With the long weekend in Chiang Mai ticking off the last of the major places I wanted to visit in the Northern and Central regions of Thailand, I didn’t have much motivation to travel this weekend, which meant that I switched my focus towards trying to shop for presents. Since that’s pretty one-note, I’m going to combine Saturday and Sunday into the same post for once.
My first stop on Saturday was Ayutthaya. Bubpha drove me there as she also wanted to visit a couple of markets, so the first place we visited was the market-square in Rajabhat University near Ayutthaya’s centre. The market itself wasn’t that notable, mostly selling the same clothes brands and items that many of the other markets I’ve visited have done, but the university was interesting, mostly because there happened to be a science fair taking place whilst we were looking around. I don’t remember ever having a science fair at school so the image of them I have was formed solely through how they’re depicted on US TV shows- that is, various stalls with awkward looking students sat at them containing hodge-podge displays about the solar system and other cliché subjects. This one wasn’t too far off that mark, although the students themselves were sharply dressed and looked like actually knew what they were presenting, despite the ‘made it last night’ vibe some of their stalls gave off. For others, it just seemed like an excuse to play darts.
By this point I realised that the day was going to turn into more sightseeing rather than finding any useful presents. After the university we went to Wat Phu Khao Tong, a temple built by King Naresuan in the 14th century, which had slanted to the side making it look like the Leaning Tower of Pisa. The temple itself has stairs leading to the top, so climbing it I got to see some great views of Ayutthaya, but Bubpha told me when I got back down that the stairs had only just been put in and that visitors had to literally climb up the sides of the temple to get to the top prior to their building. That would’ve been much more adventurous.

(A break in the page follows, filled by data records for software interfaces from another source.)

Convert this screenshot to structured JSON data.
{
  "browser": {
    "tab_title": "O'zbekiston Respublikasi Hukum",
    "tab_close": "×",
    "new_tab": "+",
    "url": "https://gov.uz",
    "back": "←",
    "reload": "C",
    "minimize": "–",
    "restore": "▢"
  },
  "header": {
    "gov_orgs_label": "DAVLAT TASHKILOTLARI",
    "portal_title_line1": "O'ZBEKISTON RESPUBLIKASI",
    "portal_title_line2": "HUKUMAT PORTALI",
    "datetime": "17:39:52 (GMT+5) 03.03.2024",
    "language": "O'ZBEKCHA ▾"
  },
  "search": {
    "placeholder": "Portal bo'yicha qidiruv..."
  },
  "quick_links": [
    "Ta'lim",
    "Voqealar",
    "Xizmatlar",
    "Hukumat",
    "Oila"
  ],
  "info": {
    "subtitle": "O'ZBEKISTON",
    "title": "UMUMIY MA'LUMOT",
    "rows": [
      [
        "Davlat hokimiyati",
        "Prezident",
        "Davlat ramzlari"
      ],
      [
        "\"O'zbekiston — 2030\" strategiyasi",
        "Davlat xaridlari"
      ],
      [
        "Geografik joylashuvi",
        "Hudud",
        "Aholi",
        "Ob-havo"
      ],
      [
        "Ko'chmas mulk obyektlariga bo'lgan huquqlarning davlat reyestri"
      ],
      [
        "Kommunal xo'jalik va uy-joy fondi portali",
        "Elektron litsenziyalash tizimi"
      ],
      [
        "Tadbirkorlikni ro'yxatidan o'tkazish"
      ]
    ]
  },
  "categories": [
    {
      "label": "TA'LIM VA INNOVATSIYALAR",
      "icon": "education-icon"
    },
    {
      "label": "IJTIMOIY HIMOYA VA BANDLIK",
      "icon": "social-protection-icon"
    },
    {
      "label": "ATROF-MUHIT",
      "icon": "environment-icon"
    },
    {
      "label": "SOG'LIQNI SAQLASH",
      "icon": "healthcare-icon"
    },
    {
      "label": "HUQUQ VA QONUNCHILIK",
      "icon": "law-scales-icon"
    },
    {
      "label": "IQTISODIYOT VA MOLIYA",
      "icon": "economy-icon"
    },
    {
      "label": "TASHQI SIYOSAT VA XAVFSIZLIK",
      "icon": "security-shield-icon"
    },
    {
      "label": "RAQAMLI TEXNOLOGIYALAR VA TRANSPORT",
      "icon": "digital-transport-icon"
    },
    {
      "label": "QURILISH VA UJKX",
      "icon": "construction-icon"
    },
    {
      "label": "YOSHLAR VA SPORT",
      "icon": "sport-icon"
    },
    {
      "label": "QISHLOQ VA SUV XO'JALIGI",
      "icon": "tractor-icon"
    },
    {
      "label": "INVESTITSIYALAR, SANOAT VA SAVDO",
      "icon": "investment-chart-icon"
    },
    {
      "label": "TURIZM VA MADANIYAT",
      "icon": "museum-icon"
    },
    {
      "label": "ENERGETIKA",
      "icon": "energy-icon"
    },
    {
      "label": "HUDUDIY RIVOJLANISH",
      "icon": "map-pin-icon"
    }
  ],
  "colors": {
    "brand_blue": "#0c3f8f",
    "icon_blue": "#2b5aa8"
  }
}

We went to Wat Thakarong after that, which was probably the most bizarre place I’ve seen in Ayutthaya. It was fairly huge and, whilst it had the usual shrines and temple-related stuff, it also stretched onto Ayutthaya’s riverside where various boats were being used to cook and sell food. Also around the grounds was a bird sanctuary and a small aquarium, and many of the buddha statues were portrayed in a hyper-realistic style, seemingly drawn based on the features of actual monks. Oh, and there were statues of Optimus Prime and Captain America, the holiest of religious figures, guarding the entrance the several of the temple buildings, plus various animatronic skeletons placed around that would creepily move up and down every so often with a pot beside them trying to get people to donate money.
To summarise, it was all a bit odd. Entertaining, but odd.
Once Bubpha had left I checked into a hotel at about 5 and walked to Ayutthaya’s centre to attempt present shopping. I had one place in mind that I wanted to go to but after entering and being confronted by an unhelpful staff member who was more interested in eating the dinner she had on her desk than anything else, I realised that I wasn’t going to get anything done this evening. Instead, I walked around the nearby park that was full of the usual ruined temples and stray dogs, before heading to a night market to eat. It would have been nice to have gotten a hotel room in an area that had more to do at night, but I enjoyed having a calm time in the city centre by myself.
Sunday was more frustrating. I caught a van to Bangkok soon after waking up and was dropped off at about midday within Victory Monument, named for the massive statue commemorating the Thai military placed in the centre of the area’s traffic-laden roads, and headed for one of the nearby malls. Here I managed to sort out the present-related issue I had failed to do in Ayutthaya, so thinking that this would be the start of a successful day I ventured to Siam Square on the Skytrain (like the London Underground but, well, in the sky), what with it being the only other major shopping place I knew how to get to. The rest of my day was therefore spent wandering in and out of massive shopping centres, finding very little worth buying in terms of presents, before realising that it was getting late and getting the train home. Once I was back i realised that there were many other better markets and places in Bangkok that I could have gone to, so I guess the moral of this story is that if you want to spend a day shopping in Bangkok, plan ahead.
At least the early evening sunsets provided a nice end to an otherwise disappointing day.
Infact, the weirdest moment of the day happened in Bangkok’s railway station, where after leaving the grotty pay-for-use toilets I noticed a fortune-telling machine by the side of the doorway.
If you’ve seen the Tom Hanks film Big (and if you haven’t, go watch it) you’ll probably know how weird and intriguing these things are. A sheet of glass lay between me and a wooden carving of a peculiar looking old Thai man and as his cold stare beckoned me I couldn’t help but drop 5 baht into the machine to see what would happen. In the case below the figure was a small panel displaying the numbers 1 to 30 in a circle, and as the machine started an LED light flickered around the circle like a roulette wheel, eventually stopping and brightening on the number 9. Below the glass casing were rows of shelf compartments with numbers above each of them corresponding to those on the panel, all of which contained slips of paper. Taking a slip from shelf number 9, I turned it over anxiously to read it.
As I should have expected, however, the slip was written in Thai, so I couldn’t actually understand whatever fortune I was being told I would have. Hopefully I can get someone to translate it this week, but since my train back was delayed by half an hour after all of this, it’s probably not a good one. On the other hand, maybe it was actually the same machine from Big, in which case I will hopefully wake up soon and be Tom Hanks.
I’m writing this a day late and that doesn’t appear to have happened yet, but there’s still time.